EXERCISE OBJECTIVE: In the listing below, find each line that holds the string "Tổng" and copy it.

PROVIDED MATERIAL:
┌──

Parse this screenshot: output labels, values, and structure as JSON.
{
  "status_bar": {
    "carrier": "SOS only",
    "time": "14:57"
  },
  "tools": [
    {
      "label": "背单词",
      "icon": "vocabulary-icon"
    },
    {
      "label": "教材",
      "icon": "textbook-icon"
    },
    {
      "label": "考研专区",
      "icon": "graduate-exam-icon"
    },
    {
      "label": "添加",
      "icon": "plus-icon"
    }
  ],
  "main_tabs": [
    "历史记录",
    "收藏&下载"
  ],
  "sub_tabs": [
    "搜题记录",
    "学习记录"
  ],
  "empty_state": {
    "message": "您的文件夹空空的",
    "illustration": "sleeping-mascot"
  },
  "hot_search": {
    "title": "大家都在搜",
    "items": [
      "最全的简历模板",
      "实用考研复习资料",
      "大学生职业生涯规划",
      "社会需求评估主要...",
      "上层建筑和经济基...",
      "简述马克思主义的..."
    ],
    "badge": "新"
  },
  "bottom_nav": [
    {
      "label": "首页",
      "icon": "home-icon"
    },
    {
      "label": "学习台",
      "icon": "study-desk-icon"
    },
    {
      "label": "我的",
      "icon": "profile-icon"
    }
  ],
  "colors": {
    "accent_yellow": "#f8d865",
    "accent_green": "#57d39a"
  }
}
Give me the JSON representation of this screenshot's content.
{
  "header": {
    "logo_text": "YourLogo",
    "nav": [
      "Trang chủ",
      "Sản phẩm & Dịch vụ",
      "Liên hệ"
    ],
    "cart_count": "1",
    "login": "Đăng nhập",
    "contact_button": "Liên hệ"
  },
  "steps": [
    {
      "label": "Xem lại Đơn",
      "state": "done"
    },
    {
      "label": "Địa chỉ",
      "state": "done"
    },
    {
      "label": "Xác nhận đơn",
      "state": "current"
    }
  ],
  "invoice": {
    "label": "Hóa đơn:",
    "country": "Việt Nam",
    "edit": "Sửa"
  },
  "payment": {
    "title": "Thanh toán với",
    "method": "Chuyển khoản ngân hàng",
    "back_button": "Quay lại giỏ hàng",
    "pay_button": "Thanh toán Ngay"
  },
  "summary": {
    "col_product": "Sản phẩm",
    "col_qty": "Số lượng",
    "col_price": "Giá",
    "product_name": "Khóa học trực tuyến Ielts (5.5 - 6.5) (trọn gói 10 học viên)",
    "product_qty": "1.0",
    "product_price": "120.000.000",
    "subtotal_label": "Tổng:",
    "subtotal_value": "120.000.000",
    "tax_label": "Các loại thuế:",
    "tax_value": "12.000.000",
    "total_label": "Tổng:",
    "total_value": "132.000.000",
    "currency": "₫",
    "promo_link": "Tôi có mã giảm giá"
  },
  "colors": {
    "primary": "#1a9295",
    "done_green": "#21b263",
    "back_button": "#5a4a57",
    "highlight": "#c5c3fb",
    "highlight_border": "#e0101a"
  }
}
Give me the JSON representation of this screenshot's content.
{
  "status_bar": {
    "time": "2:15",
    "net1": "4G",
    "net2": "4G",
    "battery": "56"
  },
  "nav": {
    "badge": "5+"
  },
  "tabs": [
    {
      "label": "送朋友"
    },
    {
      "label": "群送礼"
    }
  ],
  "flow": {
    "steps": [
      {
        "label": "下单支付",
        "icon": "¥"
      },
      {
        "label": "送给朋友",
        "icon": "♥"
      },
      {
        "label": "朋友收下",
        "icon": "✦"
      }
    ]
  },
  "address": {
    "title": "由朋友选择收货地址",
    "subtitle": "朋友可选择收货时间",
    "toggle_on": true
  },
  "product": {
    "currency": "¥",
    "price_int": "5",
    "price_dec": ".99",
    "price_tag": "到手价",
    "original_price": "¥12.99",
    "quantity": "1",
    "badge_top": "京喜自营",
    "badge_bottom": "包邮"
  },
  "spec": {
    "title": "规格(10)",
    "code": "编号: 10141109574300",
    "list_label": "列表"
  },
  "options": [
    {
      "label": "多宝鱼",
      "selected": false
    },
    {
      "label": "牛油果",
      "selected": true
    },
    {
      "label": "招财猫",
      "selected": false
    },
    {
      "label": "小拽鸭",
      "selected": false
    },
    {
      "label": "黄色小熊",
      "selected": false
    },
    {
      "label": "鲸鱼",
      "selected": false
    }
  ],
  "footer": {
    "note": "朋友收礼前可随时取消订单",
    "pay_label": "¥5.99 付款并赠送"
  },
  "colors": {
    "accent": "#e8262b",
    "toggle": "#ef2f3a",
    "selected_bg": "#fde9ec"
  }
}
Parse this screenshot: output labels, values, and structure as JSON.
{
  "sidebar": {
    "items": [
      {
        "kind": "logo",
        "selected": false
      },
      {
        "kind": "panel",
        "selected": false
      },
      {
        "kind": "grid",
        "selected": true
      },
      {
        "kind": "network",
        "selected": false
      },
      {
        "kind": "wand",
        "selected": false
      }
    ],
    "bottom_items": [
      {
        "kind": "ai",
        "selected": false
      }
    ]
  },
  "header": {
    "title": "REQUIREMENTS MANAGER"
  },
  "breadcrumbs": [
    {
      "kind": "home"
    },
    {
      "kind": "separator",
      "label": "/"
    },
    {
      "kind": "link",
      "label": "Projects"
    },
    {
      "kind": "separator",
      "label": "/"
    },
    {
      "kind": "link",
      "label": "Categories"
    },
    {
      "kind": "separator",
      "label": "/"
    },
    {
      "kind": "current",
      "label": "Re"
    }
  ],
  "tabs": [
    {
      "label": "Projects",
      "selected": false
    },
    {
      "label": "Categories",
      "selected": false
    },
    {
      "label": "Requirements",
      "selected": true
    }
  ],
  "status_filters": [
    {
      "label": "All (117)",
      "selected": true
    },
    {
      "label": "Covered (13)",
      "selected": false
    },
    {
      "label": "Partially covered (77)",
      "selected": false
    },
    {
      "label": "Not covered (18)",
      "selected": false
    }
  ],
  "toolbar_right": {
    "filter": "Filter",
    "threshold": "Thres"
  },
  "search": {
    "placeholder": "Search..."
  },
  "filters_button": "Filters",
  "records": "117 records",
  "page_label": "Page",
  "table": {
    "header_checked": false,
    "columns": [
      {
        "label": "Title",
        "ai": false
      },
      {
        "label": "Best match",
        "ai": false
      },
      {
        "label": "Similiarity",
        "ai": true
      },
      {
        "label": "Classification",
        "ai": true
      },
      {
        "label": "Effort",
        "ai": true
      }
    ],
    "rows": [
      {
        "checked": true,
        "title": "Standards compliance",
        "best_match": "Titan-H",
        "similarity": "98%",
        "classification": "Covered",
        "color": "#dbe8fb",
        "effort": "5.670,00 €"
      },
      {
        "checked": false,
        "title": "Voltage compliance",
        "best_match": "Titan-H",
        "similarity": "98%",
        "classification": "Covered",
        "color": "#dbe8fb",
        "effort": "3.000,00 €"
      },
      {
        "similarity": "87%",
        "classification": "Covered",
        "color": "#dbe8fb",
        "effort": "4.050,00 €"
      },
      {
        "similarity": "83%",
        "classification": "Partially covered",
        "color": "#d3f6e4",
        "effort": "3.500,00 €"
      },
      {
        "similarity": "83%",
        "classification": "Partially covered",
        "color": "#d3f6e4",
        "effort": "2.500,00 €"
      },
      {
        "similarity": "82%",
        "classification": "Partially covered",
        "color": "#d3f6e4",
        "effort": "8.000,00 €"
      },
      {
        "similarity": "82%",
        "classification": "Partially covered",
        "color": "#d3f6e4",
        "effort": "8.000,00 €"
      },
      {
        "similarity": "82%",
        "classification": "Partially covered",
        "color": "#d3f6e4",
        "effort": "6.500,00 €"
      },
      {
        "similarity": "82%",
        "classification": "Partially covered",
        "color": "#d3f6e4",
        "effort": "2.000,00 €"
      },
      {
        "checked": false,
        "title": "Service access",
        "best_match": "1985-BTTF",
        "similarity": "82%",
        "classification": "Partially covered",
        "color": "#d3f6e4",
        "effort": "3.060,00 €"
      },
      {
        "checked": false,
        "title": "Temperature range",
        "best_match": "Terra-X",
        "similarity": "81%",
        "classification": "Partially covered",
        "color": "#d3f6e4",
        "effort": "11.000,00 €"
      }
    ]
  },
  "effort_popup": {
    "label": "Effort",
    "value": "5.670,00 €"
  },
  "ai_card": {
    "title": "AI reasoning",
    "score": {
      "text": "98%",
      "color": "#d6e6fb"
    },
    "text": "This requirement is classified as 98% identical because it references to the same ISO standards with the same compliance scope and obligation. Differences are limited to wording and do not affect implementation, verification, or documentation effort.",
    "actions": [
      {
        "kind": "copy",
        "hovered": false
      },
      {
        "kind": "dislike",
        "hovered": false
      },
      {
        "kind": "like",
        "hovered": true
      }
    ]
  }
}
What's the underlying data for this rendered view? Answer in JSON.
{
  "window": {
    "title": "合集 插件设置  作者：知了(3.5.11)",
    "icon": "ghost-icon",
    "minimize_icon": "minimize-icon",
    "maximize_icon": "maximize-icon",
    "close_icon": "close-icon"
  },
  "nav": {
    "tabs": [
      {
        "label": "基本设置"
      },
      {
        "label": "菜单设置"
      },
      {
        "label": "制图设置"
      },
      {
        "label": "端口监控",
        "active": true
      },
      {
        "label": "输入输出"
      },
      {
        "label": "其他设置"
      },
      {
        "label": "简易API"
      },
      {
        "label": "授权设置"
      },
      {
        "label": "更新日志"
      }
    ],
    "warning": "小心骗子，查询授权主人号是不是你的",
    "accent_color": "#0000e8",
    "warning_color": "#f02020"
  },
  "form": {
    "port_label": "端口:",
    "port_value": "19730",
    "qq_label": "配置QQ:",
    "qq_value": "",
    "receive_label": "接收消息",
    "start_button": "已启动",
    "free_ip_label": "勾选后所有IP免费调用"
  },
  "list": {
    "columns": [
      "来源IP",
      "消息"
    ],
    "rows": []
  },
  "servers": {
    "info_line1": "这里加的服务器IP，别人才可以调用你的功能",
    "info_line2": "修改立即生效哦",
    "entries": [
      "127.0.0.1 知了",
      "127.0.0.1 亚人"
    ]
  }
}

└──

TASK RESULT:
    "subtotal_label": "Tổng:",
    "total_label": "Tổng:",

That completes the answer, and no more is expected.